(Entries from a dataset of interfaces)
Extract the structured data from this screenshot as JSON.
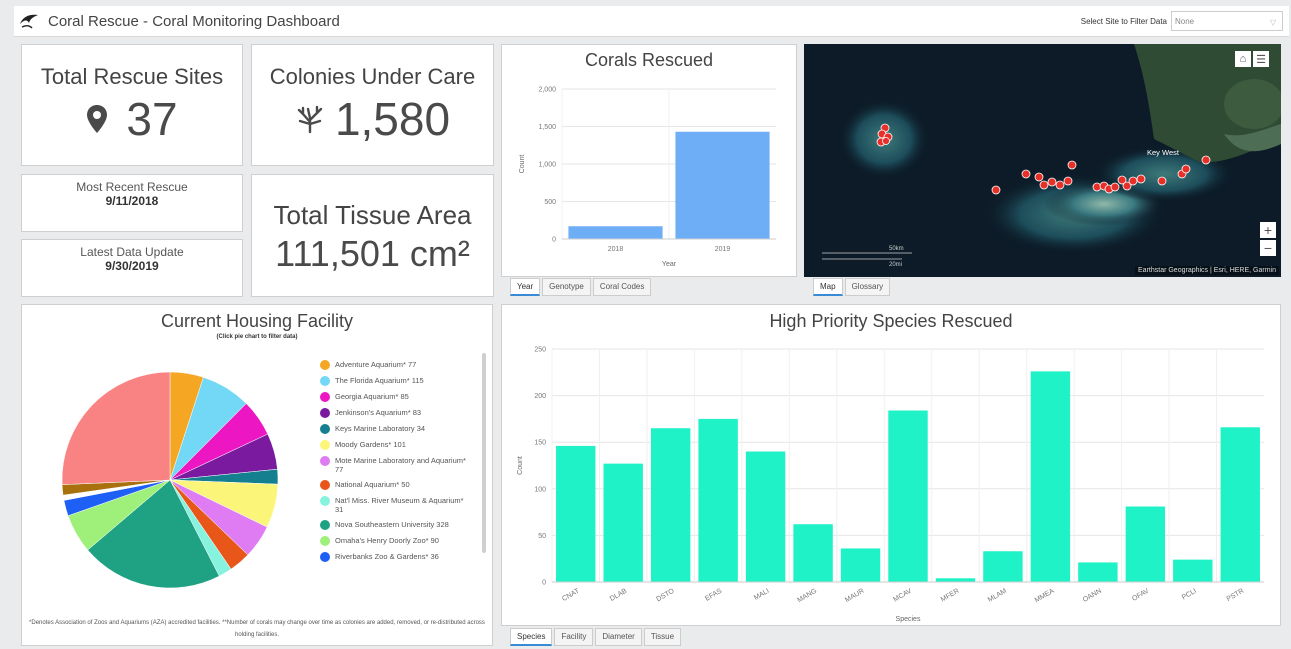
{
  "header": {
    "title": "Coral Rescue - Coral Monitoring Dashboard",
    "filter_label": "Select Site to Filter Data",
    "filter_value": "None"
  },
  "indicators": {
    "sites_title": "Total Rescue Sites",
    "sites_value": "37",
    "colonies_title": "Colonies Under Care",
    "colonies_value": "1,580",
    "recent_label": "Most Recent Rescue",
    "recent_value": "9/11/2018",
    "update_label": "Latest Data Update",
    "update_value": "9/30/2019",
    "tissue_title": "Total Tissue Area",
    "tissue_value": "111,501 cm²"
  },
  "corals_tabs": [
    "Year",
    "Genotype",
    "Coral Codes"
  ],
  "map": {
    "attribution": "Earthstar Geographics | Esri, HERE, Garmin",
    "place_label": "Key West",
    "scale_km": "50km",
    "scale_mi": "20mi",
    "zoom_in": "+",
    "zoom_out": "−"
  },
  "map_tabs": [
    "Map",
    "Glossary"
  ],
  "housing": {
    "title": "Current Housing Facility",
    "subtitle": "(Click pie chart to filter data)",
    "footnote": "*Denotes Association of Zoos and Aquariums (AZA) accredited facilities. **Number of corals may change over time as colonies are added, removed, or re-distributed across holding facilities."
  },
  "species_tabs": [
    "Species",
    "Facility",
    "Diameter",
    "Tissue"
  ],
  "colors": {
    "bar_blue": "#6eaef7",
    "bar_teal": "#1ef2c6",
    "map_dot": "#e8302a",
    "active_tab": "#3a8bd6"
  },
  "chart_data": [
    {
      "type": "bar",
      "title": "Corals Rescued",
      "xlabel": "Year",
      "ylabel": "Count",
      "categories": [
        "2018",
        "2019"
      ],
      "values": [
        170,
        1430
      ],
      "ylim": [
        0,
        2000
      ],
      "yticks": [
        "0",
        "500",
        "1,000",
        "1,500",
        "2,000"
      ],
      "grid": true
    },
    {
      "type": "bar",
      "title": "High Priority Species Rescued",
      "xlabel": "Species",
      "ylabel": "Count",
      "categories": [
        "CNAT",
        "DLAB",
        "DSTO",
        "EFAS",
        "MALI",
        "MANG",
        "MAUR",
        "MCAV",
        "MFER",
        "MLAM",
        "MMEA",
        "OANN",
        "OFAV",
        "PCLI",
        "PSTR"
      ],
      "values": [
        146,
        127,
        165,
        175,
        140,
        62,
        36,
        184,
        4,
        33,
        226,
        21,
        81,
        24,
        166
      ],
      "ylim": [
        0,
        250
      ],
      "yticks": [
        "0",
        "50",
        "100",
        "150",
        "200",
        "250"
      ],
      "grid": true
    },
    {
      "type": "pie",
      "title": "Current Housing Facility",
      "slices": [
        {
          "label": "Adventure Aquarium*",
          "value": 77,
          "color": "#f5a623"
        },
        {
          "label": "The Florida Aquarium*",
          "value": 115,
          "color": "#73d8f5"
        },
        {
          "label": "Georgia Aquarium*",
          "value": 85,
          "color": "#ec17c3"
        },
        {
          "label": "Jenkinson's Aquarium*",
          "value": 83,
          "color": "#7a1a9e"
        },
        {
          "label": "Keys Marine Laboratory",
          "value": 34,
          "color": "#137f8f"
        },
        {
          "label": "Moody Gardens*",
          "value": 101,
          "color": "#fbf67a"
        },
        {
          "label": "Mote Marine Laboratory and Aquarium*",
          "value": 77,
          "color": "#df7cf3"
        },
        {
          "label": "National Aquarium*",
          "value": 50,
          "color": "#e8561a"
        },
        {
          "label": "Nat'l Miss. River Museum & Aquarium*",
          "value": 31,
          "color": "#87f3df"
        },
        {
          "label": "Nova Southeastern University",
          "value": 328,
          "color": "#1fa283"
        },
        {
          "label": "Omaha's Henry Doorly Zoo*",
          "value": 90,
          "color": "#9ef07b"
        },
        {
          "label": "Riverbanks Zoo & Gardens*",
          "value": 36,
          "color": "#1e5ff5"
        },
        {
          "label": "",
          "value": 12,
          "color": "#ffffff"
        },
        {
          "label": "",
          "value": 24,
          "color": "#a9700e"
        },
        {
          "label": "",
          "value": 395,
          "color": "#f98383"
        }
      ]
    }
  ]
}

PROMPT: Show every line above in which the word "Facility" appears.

EXERCISE RESULT:
    "title": "Current Housing Facility",
    "Facility",
      "title": "Current Housing Facility",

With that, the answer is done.